  • When Medicare is a dominant purchaser, H.R.3 could reduce the incentive for some price increases. But it would not eliminate them, as illustrated above. The Congressional Budget Office noted that analogous inflation-rebate provisions in the Prescription Drug Pricing Reduction Act may have some impact on the private market, possibly referring to these effects.

H.R.3 price spike measurements may be susceptible to gaming.

H.R. 3 measures Part B price spikes using the average sales price (ASP), which reflects the net price after rebates. Companies could avoid paying H.R. 3 rebates by offsetting higher list prices through higher private rebates. While this would decrease costs for some patients, it would increase costs for patients facing high list prices, such as the uninsured and those who pay coinsurance.

Conversely, H.R. 3 measures Medicare Part D price spikes through changes in the average manufacturer price (AMP), which does not reflect rebates. Pharmaceutical companies could manipulate the system to avoid future Part D rebates by developing a “high-price high-rebate” launch model. New drugs could be introduced at the same net price by setting higher launch prices, offset by significant rebates. Over time, the companies could decrease the rebate, leading to a spike in the net price but not the AMP.

Proposed Amendment: Include protections against price spikes outside of Medicare.

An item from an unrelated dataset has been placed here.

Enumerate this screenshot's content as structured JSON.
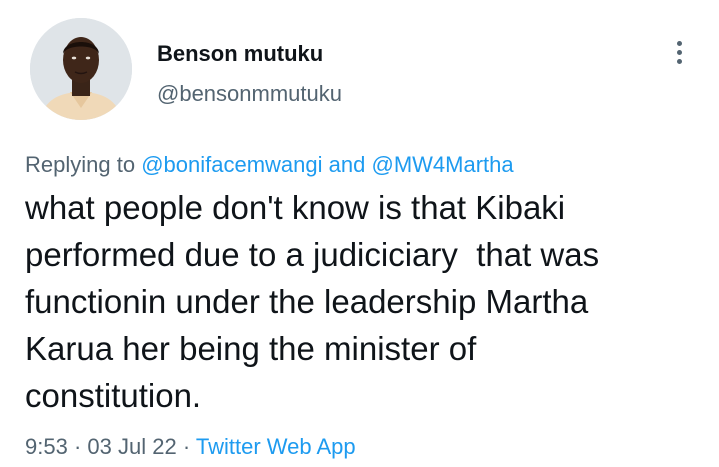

While other federal health programs are protected against price increases that outpace inflation, H.R. 3 could be strengthened by expanding the inflationary rebate to sales in the private market, and by measuring Part B and Part D price spikes through both list prices and net prices.  H.R. 3 could also incorporate an excise tax like the one articulated in H.R. 1093/S. 378, the Stop Price Gouging Act,[6] in which revenues obtained through unjustified price increases in excess of inflation face a tax penalty beginning at 50% and reaching as high as 100%.

[1] BioPharma Dive (2018), https://tinyurl.com/y2tyos5o

[2] The baseline price for prescription drugs already on the market is the price from 2016. Part D rebates are based on the average manufacturer price (AMP) and Part B rebates are based on a figure derived from the average sales price (ASP). AMP and ASP are statutorily defined. AMP refers to the average price paid to a manufacturer by wholesalers for drugs distributed to retail pharmacies. ASP refers to the average of all non-Federal sales to wholesalers net of discounts and rebates. 42 U.S.C. §1395w–3a and §1396r–8.

[3] https://icer-review.org/announcements/icer-identifies-costliest-us-drug-price-hikes-that-are-not-supported-by-new-clinical-evidence/

[4] This figure likely overestimates Medicare market share. In 2017, U.S. Truvada sales reached $2.26 billion. Medicare, before rebates, spent $417 million on the drug that year. https://www.gilead.com/news-and-press/press-room/press-releases/2018/2/gilead-sciences-announces-fourth-quarter-and-full-year-2017-financial-results and Medicare Part D Spending Dashboard.

[5] This calculation is based on simplified assumptions about the relationship between list price, net price, average manufacturer price, and the inflation-adjusted price.

[6] https://www.congress.gov/bill/116th-congress/senate-bill/378